Exercise objective.
Without the images, print all the entries below exactly as given.

Data for this exercise.
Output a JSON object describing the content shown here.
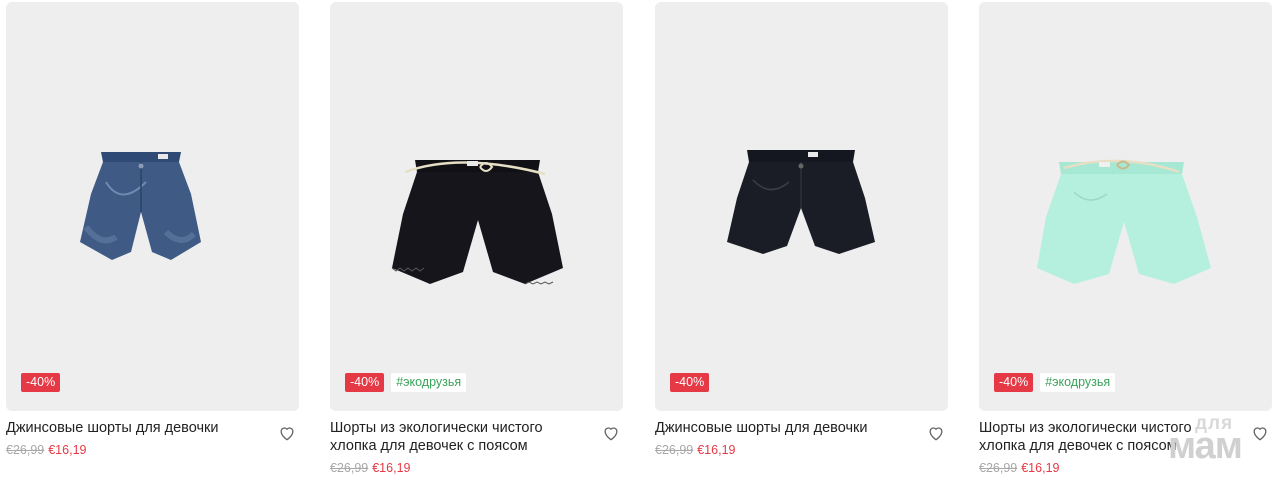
{
  "products": [
    {
      "name": "Джинсовые шорты для девочки",
      "old_price": "€26,99",
      "new_price": "€16,19",
      "discount": "-40%",
      "tag": "",
      "color": "#3e5a85"
    },
    {
      "name": "Шорты из экологически чистого хлопка для девочек с поясом",
      "old_price": "€26,99",
      "new_price": "€16,19",
      "discount": "-40%",
      "tag": "#экодрузья",
      "color": "#15151b"
    },
    {
      "name": "Джинсовые шорты для девочки",
      "old_price": "€26,99",
      "new_price": "€16,19",
      "discount": "-40%",
      "tag": "",
      "color": "#1b1d26"
    },
    {
      "name": "Шорты из экологически чистого хлопка для девочек с поясом",
      "old_price": "€26,99",
      "new_price": "€16,19",
      "discount": "-40%",
      "tag": "#экодрузья",
      "color": "#b5f0de"
    }
  ],
  "watermark": {
    "line1": "для",
    "line2": "мам"
  },
  "icons": {
    "favorite": "heart-outline-icon"
  }
}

Task answer.
Output a JSON object describing the content shown here.
{
  "products": [
    {
      "name": "Джинсовые шорты для девочки",
      "old_price": "€26,99",
      "new_price": "€16,19",
      "discount": "-40%",
      "tag": "",
      "color": "#3e5a85"
    },
    {
      "name": "Шорты из экологически чистого хлопка для девочек с поясом",
      "old_price": "€26,99",
      "new_price": "€16,19",
      "discount": "-40%",
      "tag": "#экодрузья",
      "color": "#15151b"
    },
    {
      "name": "Джинсовые шорты для девочки",
      "old_price": "€26,99",
      "new_price": "€16,19",
      "discount": "-40%",
      "tag": "",
      "color": "#1b1d26"
    },
    {
      "name": "Шорты из экологически чистого хлопка для девочек с поясом",
      "old_price": "€26,99",
      "new_price": "€16,19",
      "discount": "-40%",
      "tag": "#экодрузья",
      "color": "#b5f0de"
    }
  ],
  "watermark": {
    "line1": "для",
    "line2": "мам"
  },
  "icons": {
    "favorite": "heart-outline-icon"
  }
}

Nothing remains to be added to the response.